Jeremy Moser | email@example.com
The Last Jedi is the latest installment of Disney’s newest Star Wars trilogy. Taking place after Episode VII, The Force Awakens, The Last Jedi continues the story of Rey, Finn, and Kylo Ren in the conflict between the remnants of the First Order and the Resistance.
Familiar faces make a comeback as both Carrie Fisher and Mark Hamill return to reprise their roles as General Organa and Luke Skywalker, respectively.
The Last Jedi is, without a doubt, the most visually striking film in the Star Wars series. The effects are sharp and realistic, the space battles are rendered gloriously with multiple camera angles and masterful shot design, and the vistas of the latter half of the film are stunning. Few other movies contain these many jaw-dropping spectacles.
While the performances range from very good to passable.
Mark Hamill as Luke Skywalker steals the show, as expected. Hamill is an odd, ambiguous character in this film, which is a stark contrast to his characterizations in previous films, and Hamill plays it very well. The most entertaining scenes in this film involve Luke, namely the precious few scenes where he is training Rey.
Unfortunately, the same cannot be said for the writing. Characters are poorly written with motivations that either doesn’t make sense or just don’t exist, plotlines go nowhere or end up being unnecessary, and several plot points from the previous film are either changed, directly contradicted or avoided altogether.
This could be a fault of the previous director, J.J. Abrams’s “mystery box” directing style which deliberately leaves things mysterious for the audience, but this film’s director, Rian Johnson, is certainly a contributor.
One thing that you should know before watching this film: The Last Jedi, for better or for worse, subverts every expectation. Do not get excited about wherever it may seem that the story is currently going because you will find that not only does it not go in the direction that you might expect, but the results you are left with are inevitably disappointing.
The Last Jedi has a few marks that reveal Disney’s behind-the-scenes influence. The awkward attempts at humor and forced romance between returning character Finn and new character Rose are only two examples.
There are also a couple of poorly implemented moral messages that just feel out of place. The negative emphasis placed upon war profiteering and animal cruelty was not only unnecessary but were just not entertaining. For these reasons, the film does not feel like it fits within the Star Wars series.

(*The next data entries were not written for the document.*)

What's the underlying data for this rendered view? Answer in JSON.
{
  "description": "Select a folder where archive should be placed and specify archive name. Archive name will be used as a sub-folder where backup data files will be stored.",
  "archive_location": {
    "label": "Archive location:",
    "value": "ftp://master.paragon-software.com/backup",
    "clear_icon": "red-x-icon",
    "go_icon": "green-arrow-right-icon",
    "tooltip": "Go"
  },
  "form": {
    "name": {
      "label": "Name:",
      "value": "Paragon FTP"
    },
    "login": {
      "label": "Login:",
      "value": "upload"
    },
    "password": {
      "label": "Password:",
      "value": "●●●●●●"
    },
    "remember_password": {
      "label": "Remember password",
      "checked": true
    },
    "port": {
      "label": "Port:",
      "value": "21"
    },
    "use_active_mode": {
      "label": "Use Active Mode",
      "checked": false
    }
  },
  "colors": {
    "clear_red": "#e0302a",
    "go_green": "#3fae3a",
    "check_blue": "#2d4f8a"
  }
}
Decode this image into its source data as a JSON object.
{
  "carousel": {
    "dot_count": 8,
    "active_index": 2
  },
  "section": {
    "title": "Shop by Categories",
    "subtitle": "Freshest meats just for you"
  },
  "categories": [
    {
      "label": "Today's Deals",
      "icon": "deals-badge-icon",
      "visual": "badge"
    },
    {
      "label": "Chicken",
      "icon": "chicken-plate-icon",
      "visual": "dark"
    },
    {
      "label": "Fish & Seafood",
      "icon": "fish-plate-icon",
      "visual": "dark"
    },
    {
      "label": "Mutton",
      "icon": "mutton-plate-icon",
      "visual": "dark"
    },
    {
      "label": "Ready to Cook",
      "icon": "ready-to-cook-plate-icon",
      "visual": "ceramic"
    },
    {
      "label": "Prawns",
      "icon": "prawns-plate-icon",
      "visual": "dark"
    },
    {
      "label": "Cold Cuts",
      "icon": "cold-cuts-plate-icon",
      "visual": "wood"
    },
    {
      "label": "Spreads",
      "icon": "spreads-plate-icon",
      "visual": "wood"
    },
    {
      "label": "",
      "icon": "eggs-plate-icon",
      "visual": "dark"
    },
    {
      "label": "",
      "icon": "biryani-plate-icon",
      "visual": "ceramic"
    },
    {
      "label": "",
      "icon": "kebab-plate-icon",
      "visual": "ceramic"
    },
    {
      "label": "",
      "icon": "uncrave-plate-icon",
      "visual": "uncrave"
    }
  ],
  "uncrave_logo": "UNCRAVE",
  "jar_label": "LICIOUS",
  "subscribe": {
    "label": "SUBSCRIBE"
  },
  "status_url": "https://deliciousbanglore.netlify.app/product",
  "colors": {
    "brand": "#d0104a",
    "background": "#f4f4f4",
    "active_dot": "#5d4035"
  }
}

That all being said, casual fans or even uninitiated moviegoers can expect to find a great experience with this film.
In an almost ironic fashion, the lack of connection that this film has with its predecessor can be attractive to new viewers, as there is very little necessary background information that isn’t conveyed within this film.
In some ways, Episode VIII is better for those who have not previously watched Episode VII, or any other Star Wars media, for that matter.
Star Wars: The Last Jedi is being shown in the Bonnie on March 29th, 30th, and 31st.